Think about this: Asia is growing very rapidly—not just the far East around Vietnam, Thailand and China, but large parts of Asia and Africa are growing rapidly. If you project that growth over the next 30 years, these are going to be important economies in the world. When China appeared on the scene in the ‘90s, people wrote them off. Thirty years later, they are an important part of the international business community.
Here’s my question: If MBA programs are producing the leaders of the corporate world in the West, and if our growth is slower than Asian economies, how good are our MBA programs? Do business schools need to rethink the way we teach business? MBA programs are producing significant individuals in business, and Western economies have been posting single-digit growth rates—or in some cases, negative growth rates—while Asian economies produce double-digit growth rates. I don’t want to say what’s right or wrong, but that is the reality. If, collectively, all these business schools are leading to this outcome then, collectively, how good are our MBA programs?
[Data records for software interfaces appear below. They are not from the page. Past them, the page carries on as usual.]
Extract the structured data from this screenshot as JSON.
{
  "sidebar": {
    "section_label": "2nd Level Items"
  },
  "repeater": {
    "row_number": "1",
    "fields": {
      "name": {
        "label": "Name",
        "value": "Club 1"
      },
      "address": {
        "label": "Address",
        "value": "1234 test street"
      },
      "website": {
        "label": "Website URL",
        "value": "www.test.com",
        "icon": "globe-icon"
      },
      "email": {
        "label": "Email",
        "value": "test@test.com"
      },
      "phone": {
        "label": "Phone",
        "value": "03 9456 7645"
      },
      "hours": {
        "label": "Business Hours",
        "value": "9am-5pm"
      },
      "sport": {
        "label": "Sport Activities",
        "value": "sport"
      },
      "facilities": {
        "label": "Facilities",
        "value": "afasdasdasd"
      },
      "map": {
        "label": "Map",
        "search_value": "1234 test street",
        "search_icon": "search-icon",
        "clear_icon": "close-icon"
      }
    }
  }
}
This is an excerpt from Monday Morning 8 a.m. newsletter, issue #4.